[[ THE INPUT, beginning ]]

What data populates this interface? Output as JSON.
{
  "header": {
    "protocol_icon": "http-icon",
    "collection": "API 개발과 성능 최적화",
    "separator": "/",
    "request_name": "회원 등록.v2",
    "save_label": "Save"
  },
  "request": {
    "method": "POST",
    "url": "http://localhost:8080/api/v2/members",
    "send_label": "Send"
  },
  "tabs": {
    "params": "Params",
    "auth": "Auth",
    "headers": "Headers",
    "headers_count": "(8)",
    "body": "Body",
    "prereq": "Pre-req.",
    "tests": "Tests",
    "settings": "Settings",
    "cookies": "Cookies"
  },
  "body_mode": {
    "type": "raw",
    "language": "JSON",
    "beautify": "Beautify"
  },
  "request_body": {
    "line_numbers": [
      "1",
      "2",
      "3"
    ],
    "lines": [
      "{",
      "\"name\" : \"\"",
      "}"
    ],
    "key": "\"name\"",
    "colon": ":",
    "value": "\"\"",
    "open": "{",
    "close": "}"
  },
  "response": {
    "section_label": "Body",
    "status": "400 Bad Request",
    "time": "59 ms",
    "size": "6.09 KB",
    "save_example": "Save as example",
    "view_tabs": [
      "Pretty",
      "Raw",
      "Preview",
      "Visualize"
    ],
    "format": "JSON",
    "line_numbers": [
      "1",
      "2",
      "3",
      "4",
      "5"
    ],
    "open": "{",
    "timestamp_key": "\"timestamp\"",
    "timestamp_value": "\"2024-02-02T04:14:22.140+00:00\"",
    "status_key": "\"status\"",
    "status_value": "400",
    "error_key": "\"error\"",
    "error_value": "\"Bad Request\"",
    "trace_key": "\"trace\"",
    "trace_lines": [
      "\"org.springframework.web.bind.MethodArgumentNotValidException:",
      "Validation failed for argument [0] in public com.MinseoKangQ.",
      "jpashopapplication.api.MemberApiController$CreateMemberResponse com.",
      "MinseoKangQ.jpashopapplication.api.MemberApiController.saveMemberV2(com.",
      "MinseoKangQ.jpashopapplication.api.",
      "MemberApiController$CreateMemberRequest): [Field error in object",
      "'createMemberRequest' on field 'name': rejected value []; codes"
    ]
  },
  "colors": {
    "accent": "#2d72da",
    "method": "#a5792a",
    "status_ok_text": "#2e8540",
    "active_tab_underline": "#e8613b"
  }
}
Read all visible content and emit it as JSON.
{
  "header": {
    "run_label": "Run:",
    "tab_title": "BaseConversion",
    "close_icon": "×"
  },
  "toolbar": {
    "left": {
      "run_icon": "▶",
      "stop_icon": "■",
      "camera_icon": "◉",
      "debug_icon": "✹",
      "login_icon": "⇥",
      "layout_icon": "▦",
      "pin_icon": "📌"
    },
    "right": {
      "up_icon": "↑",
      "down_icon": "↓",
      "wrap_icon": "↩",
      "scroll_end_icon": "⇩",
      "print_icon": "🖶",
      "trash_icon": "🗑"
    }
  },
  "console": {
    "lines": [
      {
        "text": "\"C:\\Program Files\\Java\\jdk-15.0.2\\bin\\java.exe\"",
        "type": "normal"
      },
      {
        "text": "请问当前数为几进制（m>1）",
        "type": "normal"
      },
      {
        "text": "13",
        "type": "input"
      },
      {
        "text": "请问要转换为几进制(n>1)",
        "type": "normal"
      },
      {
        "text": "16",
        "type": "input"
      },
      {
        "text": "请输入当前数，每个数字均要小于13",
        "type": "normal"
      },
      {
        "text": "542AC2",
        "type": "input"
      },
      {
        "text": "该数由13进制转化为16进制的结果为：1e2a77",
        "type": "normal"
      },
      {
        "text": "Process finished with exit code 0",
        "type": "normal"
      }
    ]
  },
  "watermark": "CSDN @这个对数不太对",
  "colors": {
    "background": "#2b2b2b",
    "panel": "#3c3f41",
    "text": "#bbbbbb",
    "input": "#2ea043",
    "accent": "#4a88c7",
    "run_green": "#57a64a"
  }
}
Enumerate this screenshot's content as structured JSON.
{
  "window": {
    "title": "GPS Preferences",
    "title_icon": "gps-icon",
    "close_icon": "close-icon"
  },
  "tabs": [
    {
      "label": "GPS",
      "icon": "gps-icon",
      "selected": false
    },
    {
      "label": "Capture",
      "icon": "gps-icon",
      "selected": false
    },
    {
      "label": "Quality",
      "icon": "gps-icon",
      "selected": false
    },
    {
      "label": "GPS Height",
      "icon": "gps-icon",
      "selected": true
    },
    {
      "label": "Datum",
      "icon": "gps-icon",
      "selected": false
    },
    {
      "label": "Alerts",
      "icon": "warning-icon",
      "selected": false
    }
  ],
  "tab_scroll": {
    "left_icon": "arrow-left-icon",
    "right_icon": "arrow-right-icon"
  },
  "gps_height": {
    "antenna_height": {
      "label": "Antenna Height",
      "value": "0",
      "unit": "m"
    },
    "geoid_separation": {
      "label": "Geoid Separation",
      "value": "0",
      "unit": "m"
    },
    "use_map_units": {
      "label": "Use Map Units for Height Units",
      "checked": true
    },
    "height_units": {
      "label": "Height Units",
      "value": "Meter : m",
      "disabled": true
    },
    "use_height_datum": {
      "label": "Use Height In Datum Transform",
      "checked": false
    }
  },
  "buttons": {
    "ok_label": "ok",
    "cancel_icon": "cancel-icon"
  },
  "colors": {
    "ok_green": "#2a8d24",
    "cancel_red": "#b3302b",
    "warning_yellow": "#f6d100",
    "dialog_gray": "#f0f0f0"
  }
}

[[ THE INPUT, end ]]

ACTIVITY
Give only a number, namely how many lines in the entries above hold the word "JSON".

EXERCISE ANSWER
5